Being treated equally is fundamental for everyone to feel worthy and contribute to society. Even though we are all ageing, we are not all receiving the same protection of our rights. This October, our #AgeingEqual campaign called for change.
For the 1st October, International Day of Older Persons, the United Nations picked the theme of ‘A Journey To Age Equality’, echoing the ambition of its 10th Sustainable Development Goal (SDG) to reduce inequalities. The new European Commission promised to align future European policies with the SDGs. But if the ‘old continent’ wants to benefit from its growing older population, we will have to go beyond the international frames that still fall short on addressing the risks of exclusion and discrimination that older persons face.
Inadequate texts to address ageism
If the Sustainable Development Goals include several references to older persons and people of all ages, their visibility in comparison to other groups at risk of discrimination, like children and persons with disabilities, is still very limited. Likewise, international texts to protect human rights – e.g. the Universal Declaration of Human Rights and the Covenant on Civil and Political Rights – do not refer explicitly to age as a prohibited ground of discrimination. Worse: several exceptions to the rule of age equality are justified in practice.
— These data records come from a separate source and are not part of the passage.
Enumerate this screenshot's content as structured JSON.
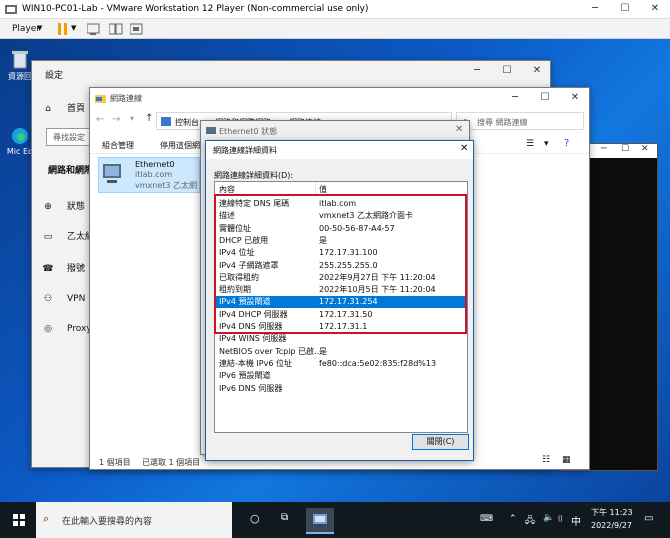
{
  "vmware": {
    "title": "WIN10-PC01-Lab - VMware Workstation 12 Player (Non-commercial use only)",
    "player_label": "Player"
  },
  "desktop": {
    "recycle_label": "資源回",
    "edge_label": "Mic Ed"
  },
  "settings": {
    "title": "設定",
    "home": "首頁",
    "search_placeholder": "尋找設定",
    "section": "網路和網際",
    "items": [
      "狀態",
      "乙太網",
      "撥號",
      "VPN",
      "Proxy"
    ]
  },
  "netconn": {
    "title": "網路連線",
    "breadcrumb": [
      "控制台",
      "網路和網際網路",
      "網路連線"
    ],
    "search_placeholder": "搜尋 網路連線",
    "toolbar": [
      "組合管理",
      "停用這個網"
    ],
    "adapter": {
      "name": "Ethernet0",
      "network": "itlab.com",
      "device": "vmxnet3 乙太網"
    },
    "status": {
      "count": "1 個項目",
      "selected": "已選取 1 個項目"
    }
  },
  "eth_status": {
    "title": "Ethernet0 狀態"
  },
  "details": {
    "title": "網路連線詳細資料",
    "label": "網路連線詳細資料(D):",
    "col_prop": "內容",
    "col_val": "值",
    "rows": [
      {
        "k": "連線特定 DNS 尾碼",
        "v": "itlab.com"
      },
      {
        "k": "描述",
        "v": "vmxnet3 乙太網路介面卡"
      },
      {
        "k": "實體位址",
        "v": "00-50-56-87-A4-57"
      },
      {
        "k": "DHCP 已啟用",
        "v": "是"
      },
      {
        "k": "IPv4 位址",
        "v": "172.17.31.100"
      },
      {
        "k": "IPv4 子網路遮罩",
        "v": "255.255.255.0"
      },
      {
        "k": "已取得租約",
        "v": "2022年9月27日 下午 11:20:04"
      },
      {
        "k": "租約到期",
        "v": "2022年10月5日 下午 11:20:04"
      },
      {
        "k": "IPv4 預設閘道",
        "v": "172.17.31.254"
      },
      {
        "k": "IPv4 DHCP 伺服器",
        "v": "172.17.31.50"
      },
      {
        "k": "IPv4 DNS 伺服器",
        "v": "172.17.31.1"
      },
      {
        "k": "IPv4 WINS 伺服器",
        "v": ""
      },
      {
        "k": "NetBIOS over Tcpip 已啟...",
        "v": "是"
      },
      {
        "k": "連結-本機 IPv6 位址",
        "v": "fe80::dca:5e02:835:f28d%13"
      },
      {
        "k": "IPv6 預設閘道",
        "v": ""
      },
      {
        "k": "IPv6 DNS 伺服器",
        "v": ""
      }
    ],
    "selected_index": 8,
    "close_label": "關閉(C)"
  },
  "taskbar": {
    "search_placeholder": "在此輸入要搜尋的內容",
    "ime": "中",
    "time": "下午 11:23",
    "date": "2022/9/27"
  },
  "colors": {
    "highlight": "#0078d7",
    "annotation": "#d0102a",
    "vmware_pause": "#f0a000"
  }
}
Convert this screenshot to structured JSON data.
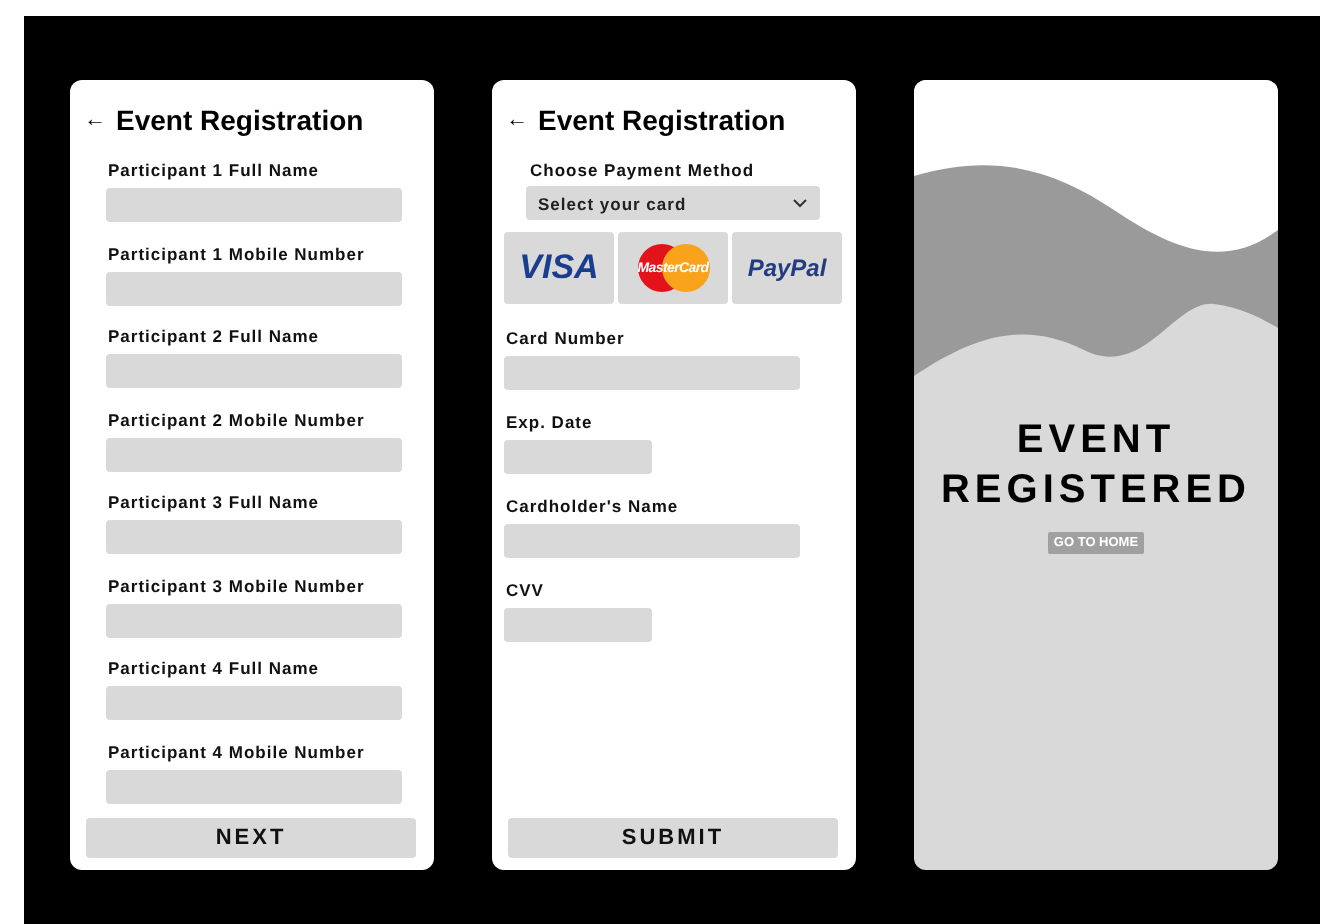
{
  "registration": {
    "title": "Event Registration",
    "back_icon": "←",
    "fields": [
      {
        "label": "Participant 1 Full Name"
      },
      {
        "label": "Participant 1 Mobile Number"
      },
      {
        "label": "Participant 2 Full Name"
      },
      {
        "label": "Participant 2 Mobile Number"
      },
      {
        "label": "Participant 3 Full Name"
      },
      {
        "label": "Participant 3 Mobile Number"
      },
      {
        "label": "Participant 4 Full Name"
      },
      {
        "label": "Participant 4 Mobile Number"
      }
    ],
    "button": "NEXT"
  },
  "payment": {
    "title": "Event Registration",
    "back_icon": "←",
    "method_label": "Choose Payment Method",
    "select_placeholder": "Select your card",
    "cards": [
      {
        "kind": "visa",
        "text": "VISA"
      },
      {
        "kind": "mastercard",
        "text": "MasterCard"
      },
      {
        "kind": "paypal",
        "text": "PayPal"
      }
    ],
    "fields": [
      {
        "label": "Card Number",
        "kind": "wide"
      },
      {
        "label": "Exp. Date",
        "kind": "short"
      },
      {
        "label": "Cardholder's Name",
        "kind": "wide"
      },
      {
        "label": "CVV",
        "kind": "short"
      }
    ],
    "button": "SUBMIT"
  },
  "confirmation": {
    "heading_lines": [
      "EVENT",
      "REGISTERED"
    ],
    "button": "GO TO HOME"
  }
}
If there is one thing before which we are all equal, it is ageing. But not all age groups are treated as equals: this needs to change!
Because international human rights law is ill-equipped to tackle ageism, discriminatory measures against older people may be considered as normal or even inevitable. These gaps make the journey to age equality long and difficult.
Agents, not victims!
Older persons decided to be vocal about the need to shift mindsets. For the International Day of Older Persons, members of AGE Platform Europe in Belgium, Germany and Slovenia called for a shift of attitudes towards older age. Participating in the global campaign #AgeingEqual, citizens from all over Europe took action to initiate the change they want to see.
“Population’s ageing is no longer only a matter for us, old people. We have to take advantage of the potential of the intergenerational cooperation with the young for the benefit of all social groups.”
Janez Sušnik, president of ZDUS
Protecting everyone’s rights is the only way to ensure that everyone is given the capacity to contribute to society. Older people, as all other age groups, can help finding the solutions to today’s challenges: defending democracy, limiting climate change, caring for those in need. They already do so; even more would they be able to help if we got rid of ageism!
Three concrete calls for the new Commission
Celebrating older persons as truly equal will require changing our attitudes and policies on ageing. We are calling the EU to adopt an ambitious strategy on demographic change, setting out where local authorities, national governments, and European institutions can make a difference.
The focus of the upcoming European Commission on demography and equality is promising. Just as promising is the commitment of the European Commission’s president Ursula von der Leyen to pass a non-discrimination legislation going beyond the European Employment Directive.
To close the gap in legal protections found across the continent, AGE calls on the EU institutions to:
- our Press Release calling for Age Equality for the 1st October
- our Press Release on the European Commission’s Vice-President on Demography
- our article on the need to protect social rights in older age
- our #AgeingEqual campaign blog
Photo by Markus Spiske on Unsplash